Search the listing below for "placeholder". Copy each matching line.

SUPPLIED ENTRIES:
##############################
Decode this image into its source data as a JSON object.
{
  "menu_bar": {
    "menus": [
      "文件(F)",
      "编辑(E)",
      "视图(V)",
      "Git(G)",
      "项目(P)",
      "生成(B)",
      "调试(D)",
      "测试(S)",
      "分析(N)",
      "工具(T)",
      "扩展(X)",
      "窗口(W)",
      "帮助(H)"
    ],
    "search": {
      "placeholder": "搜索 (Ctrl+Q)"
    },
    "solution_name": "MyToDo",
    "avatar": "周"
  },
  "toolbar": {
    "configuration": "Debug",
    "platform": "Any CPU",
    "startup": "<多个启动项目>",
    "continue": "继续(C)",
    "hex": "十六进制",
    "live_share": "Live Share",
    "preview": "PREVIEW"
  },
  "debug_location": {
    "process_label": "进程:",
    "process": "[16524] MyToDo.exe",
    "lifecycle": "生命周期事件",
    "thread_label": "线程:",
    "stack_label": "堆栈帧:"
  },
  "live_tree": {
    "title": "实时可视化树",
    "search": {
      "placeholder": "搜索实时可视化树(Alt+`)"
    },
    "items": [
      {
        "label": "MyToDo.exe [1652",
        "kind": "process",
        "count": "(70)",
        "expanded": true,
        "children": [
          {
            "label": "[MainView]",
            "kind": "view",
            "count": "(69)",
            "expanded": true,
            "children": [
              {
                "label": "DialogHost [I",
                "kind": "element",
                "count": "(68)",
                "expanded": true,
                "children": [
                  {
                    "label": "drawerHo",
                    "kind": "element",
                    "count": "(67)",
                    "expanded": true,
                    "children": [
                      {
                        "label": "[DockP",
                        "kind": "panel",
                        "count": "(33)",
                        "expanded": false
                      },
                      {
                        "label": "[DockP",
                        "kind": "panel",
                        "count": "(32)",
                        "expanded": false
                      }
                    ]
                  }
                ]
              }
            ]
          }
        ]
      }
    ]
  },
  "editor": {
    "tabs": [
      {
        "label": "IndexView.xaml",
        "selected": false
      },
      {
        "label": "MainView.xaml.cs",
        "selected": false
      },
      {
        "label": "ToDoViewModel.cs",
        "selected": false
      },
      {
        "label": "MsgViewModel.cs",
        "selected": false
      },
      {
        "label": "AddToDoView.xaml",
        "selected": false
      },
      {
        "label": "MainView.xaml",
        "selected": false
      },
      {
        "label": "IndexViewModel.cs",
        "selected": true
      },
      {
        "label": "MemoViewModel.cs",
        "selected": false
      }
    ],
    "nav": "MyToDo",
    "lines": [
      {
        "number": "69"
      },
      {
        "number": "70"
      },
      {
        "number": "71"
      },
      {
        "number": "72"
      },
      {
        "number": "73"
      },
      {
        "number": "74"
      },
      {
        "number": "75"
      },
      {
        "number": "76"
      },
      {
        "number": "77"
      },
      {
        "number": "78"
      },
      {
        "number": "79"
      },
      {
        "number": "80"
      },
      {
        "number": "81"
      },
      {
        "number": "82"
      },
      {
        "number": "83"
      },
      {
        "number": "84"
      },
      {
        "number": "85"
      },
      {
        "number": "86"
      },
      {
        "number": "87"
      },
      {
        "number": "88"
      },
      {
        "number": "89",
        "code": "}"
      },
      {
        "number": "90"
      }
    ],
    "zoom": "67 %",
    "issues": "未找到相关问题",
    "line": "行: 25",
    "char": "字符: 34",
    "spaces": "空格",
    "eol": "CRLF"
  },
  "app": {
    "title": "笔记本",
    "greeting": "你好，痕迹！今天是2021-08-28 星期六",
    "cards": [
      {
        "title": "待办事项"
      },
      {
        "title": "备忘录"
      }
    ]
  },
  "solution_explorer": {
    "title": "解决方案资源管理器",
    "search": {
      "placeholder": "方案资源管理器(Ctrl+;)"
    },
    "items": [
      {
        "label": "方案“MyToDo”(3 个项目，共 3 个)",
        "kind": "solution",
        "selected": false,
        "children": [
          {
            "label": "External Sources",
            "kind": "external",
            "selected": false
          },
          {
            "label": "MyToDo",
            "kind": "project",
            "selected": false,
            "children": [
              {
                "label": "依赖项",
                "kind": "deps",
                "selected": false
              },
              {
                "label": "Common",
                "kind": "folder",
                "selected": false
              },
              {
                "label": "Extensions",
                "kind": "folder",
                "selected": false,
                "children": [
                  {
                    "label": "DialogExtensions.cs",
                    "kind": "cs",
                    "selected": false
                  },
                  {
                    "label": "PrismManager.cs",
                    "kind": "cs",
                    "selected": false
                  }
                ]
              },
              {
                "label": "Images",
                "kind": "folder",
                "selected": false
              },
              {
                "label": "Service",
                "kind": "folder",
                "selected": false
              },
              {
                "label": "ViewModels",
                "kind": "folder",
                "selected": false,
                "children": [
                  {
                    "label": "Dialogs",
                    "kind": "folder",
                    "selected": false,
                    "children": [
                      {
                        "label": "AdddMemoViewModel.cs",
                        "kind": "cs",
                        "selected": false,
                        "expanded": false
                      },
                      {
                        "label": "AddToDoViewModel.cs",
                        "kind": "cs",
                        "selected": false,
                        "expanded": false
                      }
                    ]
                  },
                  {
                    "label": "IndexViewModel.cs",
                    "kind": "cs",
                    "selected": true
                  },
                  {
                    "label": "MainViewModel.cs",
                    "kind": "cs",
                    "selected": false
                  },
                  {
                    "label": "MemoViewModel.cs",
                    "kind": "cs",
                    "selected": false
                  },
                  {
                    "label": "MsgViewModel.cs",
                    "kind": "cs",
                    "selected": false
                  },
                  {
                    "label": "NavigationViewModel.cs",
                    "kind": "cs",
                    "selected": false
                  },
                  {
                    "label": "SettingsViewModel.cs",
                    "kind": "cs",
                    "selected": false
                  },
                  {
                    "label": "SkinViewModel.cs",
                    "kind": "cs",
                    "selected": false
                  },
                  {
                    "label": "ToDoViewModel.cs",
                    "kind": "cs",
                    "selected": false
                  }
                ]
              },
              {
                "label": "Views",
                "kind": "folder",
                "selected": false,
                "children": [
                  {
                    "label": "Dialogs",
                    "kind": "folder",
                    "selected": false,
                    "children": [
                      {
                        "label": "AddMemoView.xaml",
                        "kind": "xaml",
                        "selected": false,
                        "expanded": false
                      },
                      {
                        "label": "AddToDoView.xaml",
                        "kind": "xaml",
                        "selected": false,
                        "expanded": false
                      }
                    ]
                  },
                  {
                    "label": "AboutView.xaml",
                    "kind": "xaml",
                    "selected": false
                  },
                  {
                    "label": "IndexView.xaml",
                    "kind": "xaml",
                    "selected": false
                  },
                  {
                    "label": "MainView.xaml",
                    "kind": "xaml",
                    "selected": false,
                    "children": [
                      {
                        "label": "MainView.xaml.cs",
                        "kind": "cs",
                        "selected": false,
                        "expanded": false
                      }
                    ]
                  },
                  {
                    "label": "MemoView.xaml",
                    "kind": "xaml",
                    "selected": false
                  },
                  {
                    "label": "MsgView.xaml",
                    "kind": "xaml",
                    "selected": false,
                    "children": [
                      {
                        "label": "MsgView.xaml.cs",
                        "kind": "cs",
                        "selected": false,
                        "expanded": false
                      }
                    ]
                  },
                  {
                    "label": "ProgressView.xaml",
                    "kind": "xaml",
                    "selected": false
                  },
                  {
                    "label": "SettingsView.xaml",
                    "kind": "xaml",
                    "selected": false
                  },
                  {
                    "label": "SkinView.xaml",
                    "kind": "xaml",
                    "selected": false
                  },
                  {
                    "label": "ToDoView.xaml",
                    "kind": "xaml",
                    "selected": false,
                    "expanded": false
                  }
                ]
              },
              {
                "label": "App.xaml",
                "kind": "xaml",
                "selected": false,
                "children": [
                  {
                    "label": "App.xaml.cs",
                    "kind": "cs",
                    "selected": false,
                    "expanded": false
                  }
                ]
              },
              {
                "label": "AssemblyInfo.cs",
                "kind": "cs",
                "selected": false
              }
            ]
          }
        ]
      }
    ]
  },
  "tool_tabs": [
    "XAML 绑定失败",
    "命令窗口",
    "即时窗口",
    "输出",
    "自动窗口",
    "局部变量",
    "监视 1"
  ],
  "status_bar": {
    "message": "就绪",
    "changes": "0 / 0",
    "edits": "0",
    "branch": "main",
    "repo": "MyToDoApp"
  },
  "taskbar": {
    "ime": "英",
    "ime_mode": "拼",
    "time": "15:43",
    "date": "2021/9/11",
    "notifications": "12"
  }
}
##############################
RESPONSE FOR THIS EXERCISE:
      "placeholder": "搜索 (Ctrl+Q)"
      "placeholder": "搜索实时可视化树(Alt+`)"
      "placeholder": "方案资源管理器(Ctrl+;)"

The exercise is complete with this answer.